§ **Material supplied**

○ ○ ○ ○

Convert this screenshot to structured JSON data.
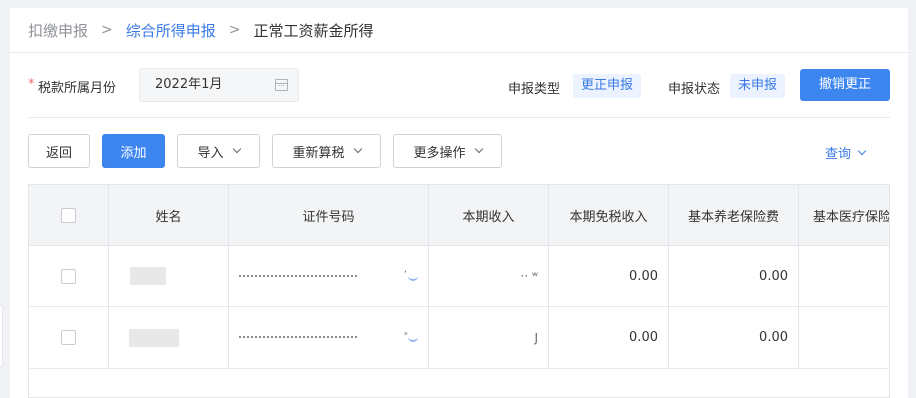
{
  "breadcrumb": {
    "root": "扣缴申报",
    "parent": "综合所得申报",
    "current": "正常工资薪金所得",
    "separator": ">"
  },
  "filter": {
    "required_mark": "*",
    "month_label": "税款所属月份",
    "month_value": "2022年1月",
    "type_label": "申报类型",
    "type_value": "更正申报",
    "status_label": "申报状态",
    "status_value": "未申报",
    "revoke_label": "撤销更正"
  },
  "toolbar": {
    "back": "返回",
    "add": "添加",
    "import": "导入",
    "recalc": "重新算税",
    "more": "更多操作",
    "query": "查询"
  },
  "table": {
    "headers": [
      "姓名",
      "证件号码",
      "本期收入",
      "本期免税收入",
      "基本养老保险费",
      "基本医疗保险"
    ],
    "rows": [
      {
        "income": "·· ʷ",
        "id_end": "ʻ",
        "exempt": "0.00",
        "pension": "0.00"
      },
      {
        "income": "J",
        "id_end": "ᵊ",
        "exempt": "0.00",
        "pension": "0.00"
      }
    ]
  },
  "colors": {
    "accent": "#3d86f0",
    "link": "#3a7ae8",
    "tag_bg": "#ecf3fe"
  }
}
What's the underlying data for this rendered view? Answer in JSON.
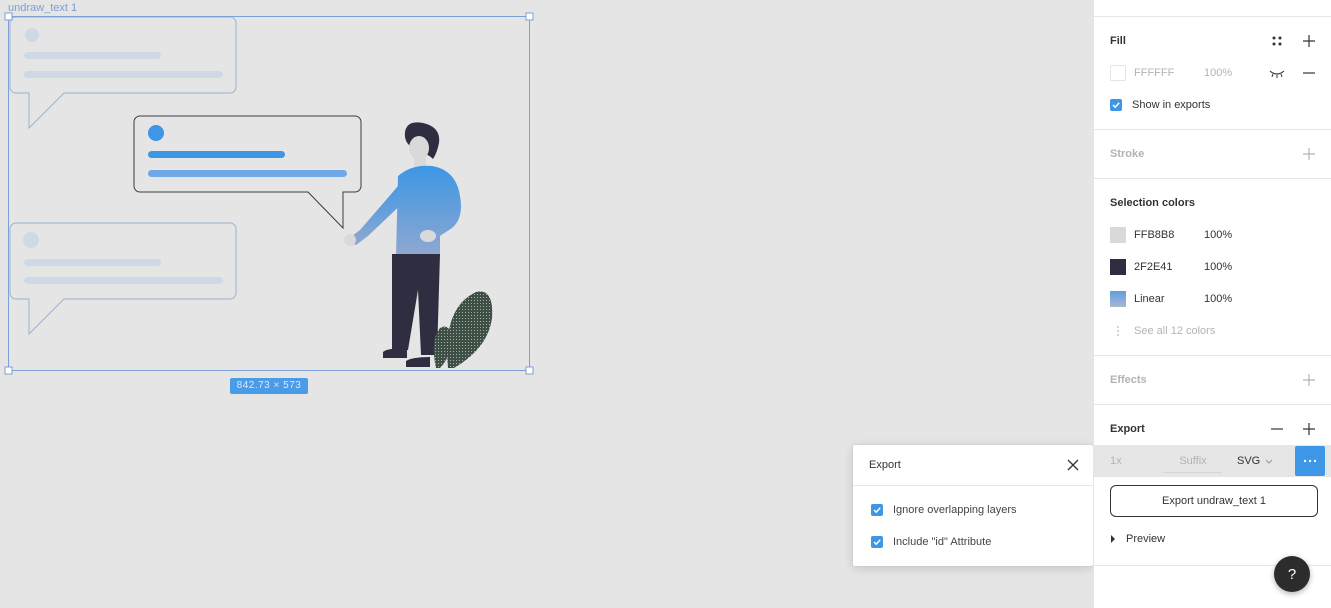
{
  "canvas": {
    "frame_name": "undraw_text 1",
    "dimensions_label": "842.73 × 573"
  },
  "popup": {
    "title": "Export",
    "options": [
      {
        "label": "Ignore overlapping layers",
        "checked": true
      },
      {
        "label": "Include \"id\" Attribute",
        "checked": true
      }
    ]
  },
  "panel": {
    "fill": {
      "title": "Fill",
      "color_hex": "FFFFFF",
      "opacity": "100%",
      "show_in_exports_label": "Show in exports"
    },
    "stroke": {
      "title": "Stroke"
    },
    "selection_colors": {
      "title": "Selection colors",
      "items": [
        {
          "hex": "FFB8B8",
          "opacity": "100%",
          "swatch": "#d9d9d9"
        },
        {
          "hex": "2F2E41",
          "opacity": "100%",
          "swatch": "#2f2e41"
        },
        {
          "hex": "Linear",
          "opacity": "100%",
          "swatch": "#6ea3e0"
        }
      ],
      "see_all_label": "See all 12 colors"
    },
    "effects": {
      "title": "Effects"
    },
    "export": {
      "title": "Export",
      "scale": "1x",
      "suffix_placeholder": "Suffix",
      "format": "SVG",
      "export_button_label": "Export undraw_text 1",
      "preview_label": "Preview"
    },
    "help_label": "?"
  },
  "colors": {
    "accent": "#3d96e6",
    "selection_outline": "#7aa0d6",
    "bubble_border": "#9bb3cf",
    "dark_figure": "#2f2e41"
  }
}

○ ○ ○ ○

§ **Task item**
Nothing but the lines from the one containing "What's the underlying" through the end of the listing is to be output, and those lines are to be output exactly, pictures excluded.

§ **Task response**
What's the underlying data for this rendered view? Answer in JSON.
{
  "canvas": {
    "frame_name": "undraw_text 1",
    "dimensions_label": "842.73 × 573"
  },
  "popup": {
    "title": "Export",
    "options": [
      {
        "label": "Ignore overlapping layers",
        "checked": true
      },
      {
        "label": "Include \"id\" Attribute",
        "checked": true
      }
    ]
  },
  "panel": {
    "fill": {
      "title": "Fill",
      "color_hex": "FFFFFF",
      "opacity": "100%",
      "show_in_exports_label": "Show in exports"
    },
    "stroke": {
      "title": "Stroke"
    },
    "selection_colors": {
      "title": "Selection colors",
      "items": [
        {
          "hex": "FFB8B8",
          "opacity": "100%",
          "swatch": "#d9d9d9"
        },
        {
          "hex": "2F2E41",
          "opacity": "100%",
          "swatch": "#2f2e41"
        },
        {
          "hex": "Linear",
          "opacity": "100%",
          "swatch": "#6ea3e0"
        }
      ],
      "see_all_label": "See all 12 colors"
    },
    "effects": {
      "title": "Effects"
    },
    "export": {
      "title": "Export",
      "scale": "1x",
      "suffix_placeholder": "Suffix",
      "format": "SVG",
      "export_button_label": "Export undraw_text 1",
      "preview_label": "Preview"
    },
    "help_label": "?"
  },
  "colors": {
    "accent": "#3d96e6",
    "selection_outline": "#7aa0d6",
    "bubble_border": "#9bb3cf",
    "dark_figure": "#2f2e41"
  }
}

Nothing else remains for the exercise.